The one thing you should see this week: a probing opera about a world-changing event

The one thing you should see this week: a probing opera about a world-changing event

Robert Orth as Richard Nixon (Image: Michael Cooper)

This week’s pick: Nixon in China at the Four Seasons Centre for the Performing Arts

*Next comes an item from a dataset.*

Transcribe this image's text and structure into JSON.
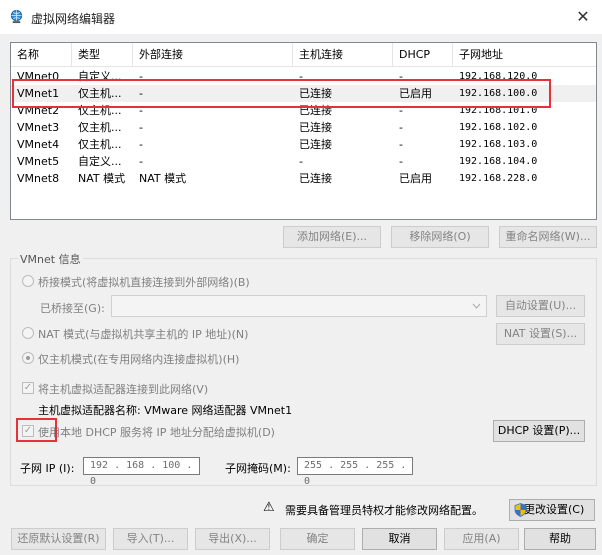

“The Cold War isn’t thawing; it is burning with a deadly heat. Communism isn’t sleeping; it is, as always, plotting, scheming, working, fighting.” Less than a decade after uttering those words, Richard Nixon flew to China for some face time with Mao Tse-tung, boldly going where no American president had gone before. The men’s inaugural grip-and-grin was the handshake seen around the world. In 1987, an opera about the groundbreaking trip, a collaboration between composer John Adams, librettist Alice Goodman and director Peter Sellars, premiered at the Houston Grand Opera. Featuring a pulsing minimalist score and unusual orchestration (including a synthesizer and four saxophones), Nixon in China went on to become one of the most frequently performed 20th-century operas. Indeed, the COC’s production has been a long time coming. (New York’s Metropolitan Opera is also currently staging its belated premiere.)

That said, late really is better than never. Nixon in China is a curious and clever opera, one that uses as its guide a historical event and historical figures so famous that they’ve been reduced to caricatures in the popular imagination. The production’s main singers nod to those clichés and then move quickly beyond them, infusing their characters—whether they be showboats, pedants or everywomen—with a touching self-awareness. Soprano Maria Kanyova is a stand-out as Pat Nixon, the former teacher who became the first First Lady to visit 80-plus countries and even enter a war zone, all while dealing with the increasing glare of the TV cameras. That glare is on full display here—12 televisions form the bulk of the set, broadcasting archival news footage and serving as everything from banquet tables to beds. The effect loses nothing in being unsubtle. Who better than a 2011 audience to grasp the unremitting pressure of life under a microscope?

The details: To Feb. 26. $62–$281 (standing room tickets, $12). Four Seasons Centre for the Performing Arts, 145 Queen St. W., 416-363-8231,